TM stock trades at a price-to-earnings of around 10 times. Markets might avoid Toyota as it transitions to EVs. Until then, the stock could stay in value territory in 2023, offering no upside from here.

Workhorse Group (WKHS)

Source: rblfmr / Shutterstock.com

Workhorse Group (NASDAQ:WKHS) develops zero-emission commercial vehicles. It highlighted the sale of its first Class 4 vehicle in its third-quarter earnings report.

It reported revenue of $1.5 million, compared to costs of $9.5 million. Workhorse announced a new business platform called ‘Stables & Stalls.’
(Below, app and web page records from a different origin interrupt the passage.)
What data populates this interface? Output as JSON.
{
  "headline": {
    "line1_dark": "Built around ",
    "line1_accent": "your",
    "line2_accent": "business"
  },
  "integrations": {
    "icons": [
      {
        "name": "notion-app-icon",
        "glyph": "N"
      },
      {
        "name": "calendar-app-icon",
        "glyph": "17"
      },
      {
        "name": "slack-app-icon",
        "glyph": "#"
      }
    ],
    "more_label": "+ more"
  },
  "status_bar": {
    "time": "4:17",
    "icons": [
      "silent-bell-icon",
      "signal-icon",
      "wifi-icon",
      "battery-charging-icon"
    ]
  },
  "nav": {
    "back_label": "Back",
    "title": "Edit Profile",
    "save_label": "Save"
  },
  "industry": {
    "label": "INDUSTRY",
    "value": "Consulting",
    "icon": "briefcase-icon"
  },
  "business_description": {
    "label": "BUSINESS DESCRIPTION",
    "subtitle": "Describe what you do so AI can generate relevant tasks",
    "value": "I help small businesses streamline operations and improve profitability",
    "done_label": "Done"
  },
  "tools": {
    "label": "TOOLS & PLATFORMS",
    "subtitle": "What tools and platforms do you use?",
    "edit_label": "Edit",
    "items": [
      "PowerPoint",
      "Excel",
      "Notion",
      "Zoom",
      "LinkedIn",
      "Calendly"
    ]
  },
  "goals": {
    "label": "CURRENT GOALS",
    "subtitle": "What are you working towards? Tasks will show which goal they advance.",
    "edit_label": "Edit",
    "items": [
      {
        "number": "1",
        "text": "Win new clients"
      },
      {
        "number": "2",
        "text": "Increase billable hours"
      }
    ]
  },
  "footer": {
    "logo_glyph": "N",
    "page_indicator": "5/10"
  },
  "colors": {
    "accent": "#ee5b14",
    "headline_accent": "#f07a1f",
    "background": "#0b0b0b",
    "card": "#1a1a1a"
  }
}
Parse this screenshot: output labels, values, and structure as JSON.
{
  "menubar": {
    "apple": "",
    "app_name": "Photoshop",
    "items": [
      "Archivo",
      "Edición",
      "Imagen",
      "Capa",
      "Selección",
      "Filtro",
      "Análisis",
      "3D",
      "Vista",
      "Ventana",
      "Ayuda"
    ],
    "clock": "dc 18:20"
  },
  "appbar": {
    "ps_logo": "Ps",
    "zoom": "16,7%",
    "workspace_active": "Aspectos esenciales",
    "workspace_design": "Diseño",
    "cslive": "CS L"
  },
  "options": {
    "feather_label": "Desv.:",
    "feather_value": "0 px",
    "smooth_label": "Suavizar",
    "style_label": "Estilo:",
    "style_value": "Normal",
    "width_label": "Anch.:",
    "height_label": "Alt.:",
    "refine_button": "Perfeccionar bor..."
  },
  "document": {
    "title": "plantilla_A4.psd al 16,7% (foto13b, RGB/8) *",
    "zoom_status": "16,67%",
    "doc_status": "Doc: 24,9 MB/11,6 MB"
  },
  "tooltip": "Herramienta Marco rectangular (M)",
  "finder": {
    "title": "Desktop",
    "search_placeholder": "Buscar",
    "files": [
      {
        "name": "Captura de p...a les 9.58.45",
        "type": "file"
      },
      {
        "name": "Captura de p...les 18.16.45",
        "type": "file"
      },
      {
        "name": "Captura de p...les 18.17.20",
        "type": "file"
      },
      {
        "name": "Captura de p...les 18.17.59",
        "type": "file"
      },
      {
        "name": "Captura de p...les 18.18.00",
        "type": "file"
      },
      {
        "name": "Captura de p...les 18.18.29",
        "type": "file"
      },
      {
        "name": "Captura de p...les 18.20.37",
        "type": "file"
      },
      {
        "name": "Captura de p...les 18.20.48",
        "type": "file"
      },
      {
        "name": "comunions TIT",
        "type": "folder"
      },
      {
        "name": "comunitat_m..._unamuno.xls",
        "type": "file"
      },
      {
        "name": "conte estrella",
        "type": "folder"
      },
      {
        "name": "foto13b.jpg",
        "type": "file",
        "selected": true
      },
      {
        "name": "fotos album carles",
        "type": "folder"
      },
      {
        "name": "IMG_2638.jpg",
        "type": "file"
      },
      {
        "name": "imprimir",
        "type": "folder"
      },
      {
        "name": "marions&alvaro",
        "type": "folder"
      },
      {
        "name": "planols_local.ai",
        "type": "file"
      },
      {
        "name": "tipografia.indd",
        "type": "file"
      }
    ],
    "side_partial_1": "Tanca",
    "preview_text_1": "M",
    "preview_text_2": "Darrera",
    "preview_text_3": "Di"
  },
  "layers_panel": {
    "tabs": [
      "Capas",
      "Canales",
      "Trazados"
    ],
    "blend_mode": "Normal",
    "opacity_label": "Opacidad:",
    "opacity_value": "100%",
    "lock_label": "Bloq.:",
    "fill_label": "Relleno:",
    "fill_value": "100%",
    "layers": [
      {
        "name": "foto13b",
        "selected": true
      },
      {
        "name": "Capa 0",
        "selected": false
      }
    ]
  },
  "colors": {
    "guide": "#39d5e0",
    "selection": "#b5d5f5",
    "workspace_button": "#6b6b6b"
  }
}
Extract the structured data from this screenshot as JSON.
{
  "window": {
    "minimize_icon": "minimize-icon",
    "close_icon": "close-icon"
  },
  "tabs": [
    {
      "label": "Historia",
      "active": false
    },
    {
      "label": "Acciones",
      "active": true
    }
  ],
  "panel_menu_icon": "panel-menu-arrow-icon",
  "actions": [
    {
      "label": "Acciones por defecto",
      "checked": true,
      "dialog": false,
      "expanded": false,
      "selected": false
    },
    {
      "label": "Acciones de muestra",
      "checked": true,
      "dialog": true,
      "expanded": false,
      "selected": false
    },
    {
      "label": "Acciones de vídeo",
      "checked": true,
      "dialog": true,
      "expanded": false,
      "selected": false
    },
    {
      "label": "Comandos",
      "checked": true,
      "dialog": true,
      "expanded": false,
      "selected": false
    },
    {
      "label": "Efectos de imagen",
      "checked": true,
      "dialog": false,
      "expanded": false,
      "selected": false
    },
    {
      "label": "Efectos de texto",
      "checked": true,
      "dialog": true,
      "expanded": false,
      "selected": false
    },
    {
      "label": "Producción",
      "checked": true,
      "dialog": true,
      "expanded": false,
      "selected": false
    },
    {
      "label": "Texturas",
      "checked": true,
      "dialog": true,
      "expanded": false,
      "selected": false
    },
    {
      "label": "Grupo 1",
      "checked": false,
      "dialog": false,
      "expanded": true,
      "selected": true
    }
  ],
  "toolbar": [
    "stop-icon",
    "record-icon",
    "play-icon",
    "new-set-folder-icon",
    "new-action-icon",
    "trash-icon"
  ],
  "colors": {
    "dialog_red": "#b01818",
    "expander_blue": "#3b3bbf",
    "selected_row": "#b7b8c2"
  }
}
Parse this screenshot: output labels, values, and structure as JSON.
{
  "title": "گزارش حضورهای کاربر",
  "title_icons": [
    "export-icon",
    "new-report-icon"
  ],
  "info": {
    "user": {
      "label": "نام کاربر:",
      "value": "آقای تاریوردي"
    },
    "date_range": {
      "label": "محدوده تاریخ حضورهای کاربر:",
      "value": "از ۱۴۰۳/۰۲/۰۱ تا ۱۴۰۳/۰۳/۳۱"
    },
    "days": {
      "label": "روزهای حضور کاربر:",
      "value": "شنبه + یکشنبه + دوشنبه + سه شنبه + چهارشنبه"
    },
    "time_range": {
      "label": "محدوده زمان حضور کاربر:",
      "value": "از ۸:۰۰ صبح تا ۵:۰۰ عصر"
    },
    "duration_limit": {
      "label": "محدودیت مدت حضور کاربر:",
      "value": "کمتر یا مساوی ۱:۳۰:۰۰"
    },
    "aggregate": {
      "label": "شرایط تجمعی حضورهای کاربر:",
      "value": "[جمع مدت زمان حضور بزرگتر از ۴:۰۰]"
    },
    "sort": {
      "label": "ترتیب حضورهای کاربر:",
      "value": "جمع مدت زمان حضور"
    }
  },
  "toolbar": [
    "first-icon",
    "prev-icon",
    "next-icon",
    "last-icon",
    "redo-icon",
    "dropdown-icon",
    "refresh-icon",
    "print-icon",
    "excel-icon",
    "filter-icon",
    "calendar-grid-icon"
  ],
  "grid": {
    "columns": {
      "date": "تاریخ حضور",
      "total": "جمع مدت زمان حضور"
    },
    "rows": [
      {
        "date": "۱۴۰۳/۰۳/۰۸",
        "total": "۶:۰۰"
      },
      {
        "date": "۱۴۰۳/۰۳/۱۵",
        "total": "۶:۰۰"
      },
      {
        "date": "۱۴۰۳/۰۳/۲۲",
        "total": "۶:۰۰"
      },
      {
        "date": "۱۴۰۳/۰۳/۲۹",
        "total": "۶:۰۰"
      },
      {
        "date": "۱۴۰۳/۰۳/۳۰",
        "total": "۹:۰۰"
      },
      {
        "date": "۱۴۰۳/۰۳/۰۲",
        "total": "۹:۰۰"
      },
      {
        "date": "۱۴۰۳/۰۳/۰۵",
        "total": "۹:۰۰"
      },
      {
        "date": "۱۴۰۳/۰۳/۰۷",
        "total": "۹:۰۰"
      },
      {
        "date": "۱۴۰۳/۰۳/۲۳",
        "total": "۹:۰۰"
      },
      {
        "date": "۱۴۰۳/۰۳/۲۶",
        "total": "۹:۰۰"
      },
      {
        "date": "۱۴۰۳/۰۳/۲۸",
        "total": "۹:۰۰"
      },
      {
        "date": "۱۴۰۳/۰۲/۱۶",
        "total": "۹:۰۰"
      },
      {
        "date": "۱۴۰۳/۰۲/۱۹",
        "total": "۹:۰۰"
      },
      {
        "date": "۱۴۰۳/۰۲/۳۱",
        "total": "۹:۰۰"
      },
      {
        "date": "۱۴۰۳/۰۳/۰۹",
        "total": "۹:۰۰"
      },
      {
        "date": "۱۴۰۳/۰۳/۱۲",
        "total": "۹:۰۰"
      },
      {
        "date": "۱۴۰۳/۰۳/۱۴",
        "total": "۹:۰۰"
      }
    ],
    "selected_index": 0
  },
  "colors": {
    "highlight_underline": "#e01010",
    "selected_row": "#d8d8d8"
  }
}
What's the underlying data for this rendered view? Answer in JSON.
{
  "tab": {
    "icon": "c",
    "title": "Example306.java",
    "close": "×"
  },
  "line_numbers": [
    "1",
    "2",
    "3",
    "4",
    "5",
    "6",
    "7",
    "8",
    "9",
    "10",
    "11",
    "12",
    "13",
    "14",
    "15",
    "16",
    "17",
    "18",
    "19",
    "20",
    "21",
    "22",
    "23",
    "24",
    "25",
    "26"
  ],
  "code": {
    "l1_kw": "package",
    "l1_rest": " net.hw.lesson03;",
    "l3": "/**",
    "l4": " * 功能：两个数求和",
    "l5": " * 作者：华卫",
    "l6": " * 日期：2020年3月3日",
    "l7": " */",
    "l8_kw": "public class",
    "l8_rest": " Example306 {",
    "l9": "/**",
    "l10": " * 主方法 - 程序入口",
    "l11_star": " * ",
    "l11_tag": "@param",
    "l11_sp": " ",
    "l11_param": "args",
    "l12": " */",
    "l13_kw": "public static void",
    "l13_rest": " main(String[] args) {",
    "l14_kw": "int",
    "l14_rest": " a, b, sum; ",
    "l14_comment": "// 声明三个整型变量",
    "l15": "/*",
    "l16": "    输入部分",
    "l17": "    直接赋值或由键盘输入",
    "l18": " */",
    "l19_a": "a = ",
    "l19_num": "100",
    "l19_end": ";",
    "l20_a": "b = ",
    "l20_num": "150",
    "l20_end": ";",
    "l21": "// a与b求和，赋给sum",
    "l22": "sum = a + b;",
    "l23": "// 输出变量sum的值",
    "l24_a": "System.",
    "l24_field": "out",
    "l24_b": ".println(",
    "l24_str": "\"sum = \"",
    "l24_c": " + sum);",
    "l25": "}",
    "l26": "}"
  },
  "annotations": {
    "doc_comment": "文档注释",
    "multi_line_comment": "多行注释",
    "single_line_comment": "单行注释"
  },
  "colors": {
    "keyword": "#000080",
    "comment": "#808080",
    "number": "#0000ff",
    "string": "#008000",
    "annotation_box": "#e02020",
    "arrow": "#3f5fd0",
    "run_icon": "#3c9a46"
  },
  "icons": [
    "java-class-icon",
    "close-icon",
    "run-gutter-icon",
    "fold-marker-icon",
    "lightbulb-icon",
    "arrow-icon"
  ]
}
Ongoing losses will weigh on this EV stock to sell. The new platform does not describe how it will increase revenue for Workhorse. The platform’s objective is to “address the unmet needs of small fleet operations. This includes providing charging infrastructure and service solutions.

The charging network business is just as competitive as the EV automotive sector. It is capital-intensive and requires investments. Workhorse had around $120 million in cash and cash equivalents at the end of Sept. 30, 2022. It would likely need to issue debt or sell the stock, diluting existing shareholders, to build on the Stables and Stalls platform.

The short float is almost 26%. Since bears are betting heavily against Workhorse, investors should avoid its stock.

On the date of publication, Chris Lau did not have (either directly or indirectly) any positions in the securities mentioned in this article. The opinions expressed in this article are those of the writer, subject to the InvestorPlace.com Publishing Guidelines.

Chris Lau is a contributing author for InvestorPlace.com and numerous other financial sites. Chris has over 20 years of investing experience in the stock market and runs the Do-It-Yourself Value Investing Marketplace on Seeking Alpha. He shares his stock picks so readers get actionable insight to achieve strong investment returns.

Articles You May Like

Buffett’s Billion-Dollar Biz: 3 Crucial Takeaways From Berkshire’s Q1 Results
3 Stocks to Sell in May Before They Crash & Burn
3 Oil & Gas Dividend Stocks to Own for a Lifetime of Income
Dividend Dilemma: Cash Out or Hold on Tight to These 3 Stocks at 52-Week Highs?
Tech Wreck Trio: 3 Stocks to Eject Before They Short-Circuit Your Portfolio